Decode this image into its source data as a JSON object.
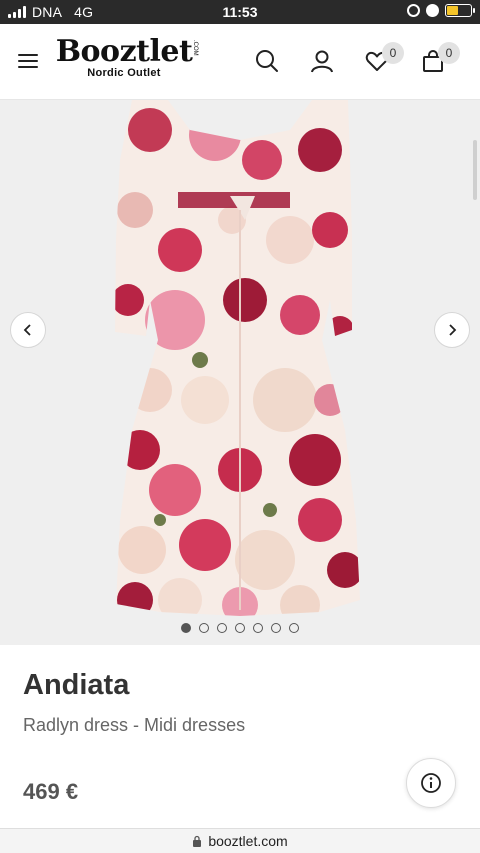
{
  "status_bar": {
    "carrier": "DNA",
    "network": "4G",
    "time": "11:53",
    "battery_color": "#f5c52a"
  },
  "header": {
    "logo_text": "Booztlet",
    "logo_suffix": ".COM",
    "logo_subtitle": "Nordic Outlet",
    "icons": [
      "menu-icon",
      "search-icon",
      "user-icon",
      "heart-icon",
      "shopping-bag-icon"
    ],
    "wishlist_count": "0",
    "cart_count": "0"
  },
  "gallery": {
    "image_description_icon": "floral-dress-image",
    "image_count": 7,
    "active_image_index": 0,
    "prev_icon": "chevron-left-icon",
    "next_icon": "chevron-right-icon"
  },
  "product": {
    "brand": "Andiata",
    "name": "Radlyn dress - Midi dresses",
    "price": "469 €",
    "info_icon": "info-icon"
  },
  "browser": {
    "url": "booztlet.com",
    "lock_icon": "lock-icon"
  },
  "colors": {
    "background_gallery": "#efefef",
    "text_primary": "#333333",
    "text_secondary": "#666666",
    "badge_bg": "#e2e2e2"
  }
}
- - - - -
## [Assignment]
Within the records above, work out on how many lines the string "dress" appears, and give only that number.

## [Reply]
2